-which means that you won’t necessarily work as hard as you would if you knew you had just two takes in 20 minutes to get it right.
You can’t help it. You see, I grew up in the days of, time is money-as Madonna would say, “time is money, and the money is mine.” And I like that, I love that.
You had a limitation of tracks, too. You were lucky if you had two tracks and you could do an alternative take.
You know what people do now when they want me to overdub on a record? They’ll send an album with a mix, and I have like 22 open tracks of guitars I can put down. So now you are going to figure out what my part is.
When I can report similar examples based on recording on a PC in my den, it’s obvious that it’s becoming increasingly easy–heck, virtually effortless, to assemble a solo or vocal part after the artist leaves, like a film editor, rather than trying to get a complete, perfect, magic take. Frank Zappa once wrote about “the Ampeg guitar solo”, where’d he’d take recordings of live solos he did on tour, and paste them into studio recordings, for a better feel than he felt he could get from a solo recorded in a studio, but hard disk recording stuff takes that concept to the nth degree.
1. Sonar 3: Mixing & Mastering: There are lots of books on home recording, and numerous titles devoted to the Sonar home recording program. But veteran music writer/keyboard player/electronic inventor Craig Anderton thoroughly documents the mastering process in this 2004 book.
Mastering is one of the more little known aspects of the process of recording music. Most people are aware of overdubbing, editing and mixing, but comparatively few understand how critical mastering can be to add the final sparkle to a mix, how it can transform a pretty good mix into something amazing, or (sometimes, with a little luck) a poor mix into something tolerable.
In the professional world, mastering is usually done using lots of very expensive outboard gear, as the final step before a master copy of a CD is sent to be duplicated into millions of consumer discs.
In the not necessarily professional world of home recording, mastering can done with the plug-in effects available for music recording programs, as Anderton explains.
He also documents that the mastering process doesn’t begin when recording ends; he views–entirely correctly–the entire recording process as leading up to this phase. Which is only as strong as its weakest element.
Finally, his book contains a quote well worth spending some time lingering over:
“For me, the paramount lesson from doing years of studio work behind songs was that everything supports the lead singer.
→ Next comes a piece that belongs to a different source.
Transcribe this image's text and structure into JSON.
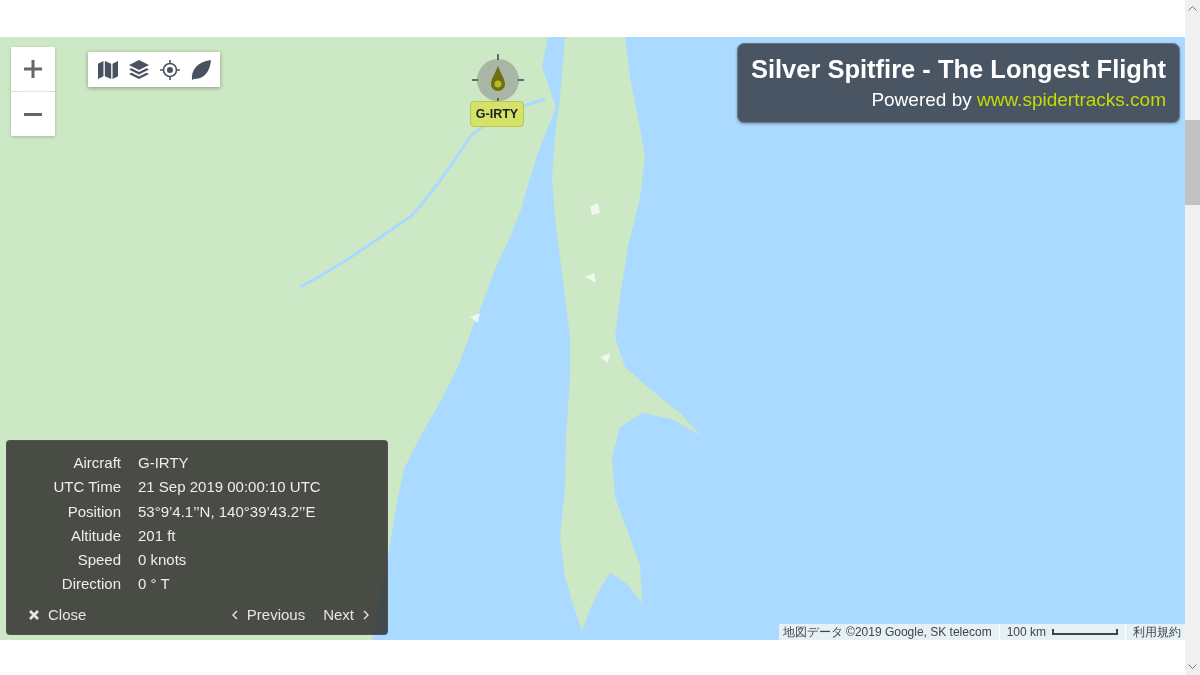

Your licks are there only to make the lead vocal more effective”.
And for a guitarist who wants to write and record songs, that may be the most important lesson of all to learn and embrace.
One More For The Road: “The Studio As Compositional Tool“, By Brian Eno: OK, this is a cheat on my part. This isn’t a book, but a long, two-part article that ran in Down Beat magazine in July and August of 1983. It’s a transcription of a speech that Brian Eno gave in 1979 to a group of musicians in New York, on the potential of the recording studio.
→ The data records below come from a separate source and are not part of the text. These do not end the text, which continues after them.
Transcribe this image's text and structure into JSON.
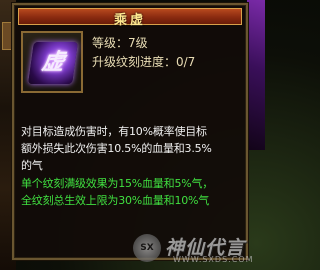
{
  "skill": {
    "name": "乘虚",
    "icon_glyph": "虚",
    "level_text": "等级：7级",
    "progress_text": "升级纹刻进度：0/7"
  },
  "description": {
    "lines": [
      "对目标造成伤害时，有10%概率使目标",
      "额外损失此次伤害10.5%的血量和3.5%",
      "的气"
    ],
    "bonus_lines": [
      "单个纹刻满级效果为15%血量和5%气，",
      "全纹刻总生效上限为30%血量和10%气"
    ]
  },
  "watermark": {
    "logo_text": "SX",
    "text": "神仙代言",
    "url": "WWW.SXDS.COM"
  },
  "colors": {
    "title_text": "#ffe890",
    "title_bar": "#8a2a10",
    "border_gold": "#8a6a34",
    "bonus_text_green": "#40e040",
    "icon_purple": "#7a3ac8"
  }
}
I read this article shortly around the time I acquired my original cassette four-track recorder, and it was absolutely eye opening. I’d call it the Ten Commandants of recording, but it’s just the opposite: Eno demonstrates that when it comes to the studio, there are no rules that aren’t made to be broken.
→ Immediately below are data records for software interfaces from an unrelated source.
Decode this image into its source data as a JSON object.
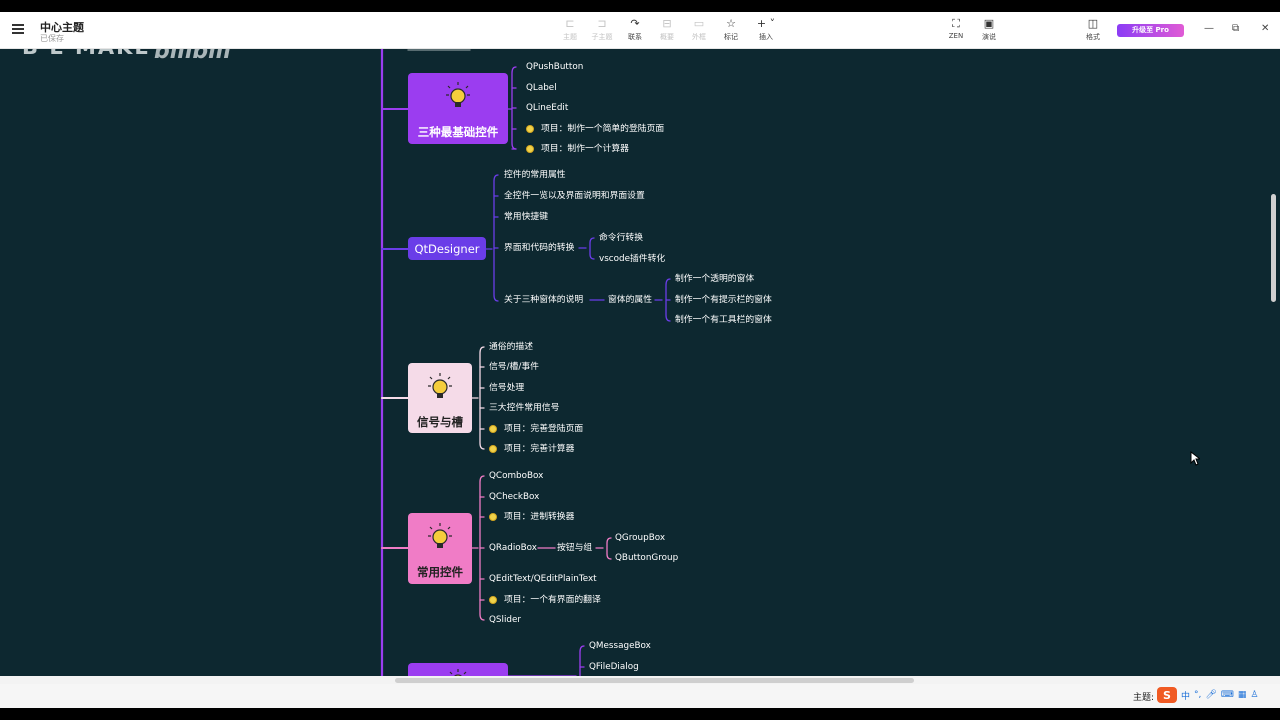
{
  "titlebar": {
    "title": "中心主题",
    "subtitle": "已保存",
    "toolbar": [
      {
        "icon": "subtopic-icon",
        "label": "主题",
        "enabled": false
      },
      {
        "icon": "sibling-topic-icon",
        "label": "子主题",
        "enabled": false
      },
      {
        "icon": "relationship-icon",
        "label": "联系",
        "enabled": true
      },
      {
        "icon": "summary-icon",
        "label": "概要",
        "enabled": false
      },
      {
        "icon": "boundary-icon",
        "label": "外框",
        "enabled": false
      },
      {
        "icon": "marker-star-icon",
        "label": "标记",
        "enabled": true
      },
      {
        "icon": "insert-plus-icon",
        "label": "插入",
        "enabled": true
      }
    ],
    "zen_label": "ZEN",
    "present_label": "演说",
    "format_label": "格式",
    "upgrade_label": "升级至 Pro"
  },
  "watermark": {
    "text": "B E MAKE",
    "logo": "bilibili"
  },
  "mindmap": {
    "colors": {
      "spine": "#9b3df0",
      "basic": "#9b3df0",
      "designer": "#6a3de8",
      "signals": "#f5dbe8",
      "common": "#f07cc6",
      "dialog": "#9b3df0",
      "canvas": "#0d2830"
    },
    "topics": [
      {
        "title": "三种最基础控件",
        "children": [
          "QPushButton",
          "QLabel",
          "QLineEdit",
          "项目：制作一个简单的登陆页面",
          "项目：制作一个计算器"
        ]
      },
      {
        "title": "QtDesigner",
        "children": [
          "控件的常用属性",
          "全控件一览以及界面说明和界面设置",
          "常用快捷键",
          "界面和代码的转换",
          "关于三种窗体的说明"
        ],
        "conversion": [
          "命令行转换",
          "vscode插件转化"
        ],
        "window_attr": "窗体的属性",
        "window_children": [
          "制作一个透明的窗体",
          "制作一个有提示栏的窗体",
          "制作一个有工具栏的窗体"
        ]
      },
      {
        "title": "信号与槽",
        "children": [
          "通俗的描述",
          "信号/槽/事件",
          "信号处理",
          "三大控件常用信号",
          "项目：完善登陆页面",
          "项目：完善计算器"
        ]
      },
      {
        "title": "常用控件",
        "children": [
          "QComboBox",
          "QCheckBox",
          "项目：进制转换器",
          "QRadioBox",
          "QEditText/QEditPlainText",
          "项目：一个有界面的翻译",
          "QSlider"
        ],
        "radio_child": "按钮与组",
        "group_children": [
          "QGroupBox",
          "QButtonGroup"
        ]
      },
      {
        "title": "",
        "children": [
          "QMessageBox",
          "QFileDialog"
        ]
      }
    ]
  },
  "statusbar": {
    "theme_label": "主题:",
    "tray": [
      "中",
      "°,",
      "mic",
      "kbd",
      "grid",
      "shirt"
    ]
  }
}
And that’s my top ten (plus one article)–a few books, which for me at least, have stood the test of time, happily remaining on my shelves, and pulled out from time to time, either to answer a question, or purely for pleasure. Given how frequently I still refer to the newer books on the list, I have a feeling most of them will go the distance as well.
Update: Welcome Insta-Readers! And for those who are clicking in from somewhere elese, the Professor has some great music books to recommend himself.
Another Update: Still more book suggestions!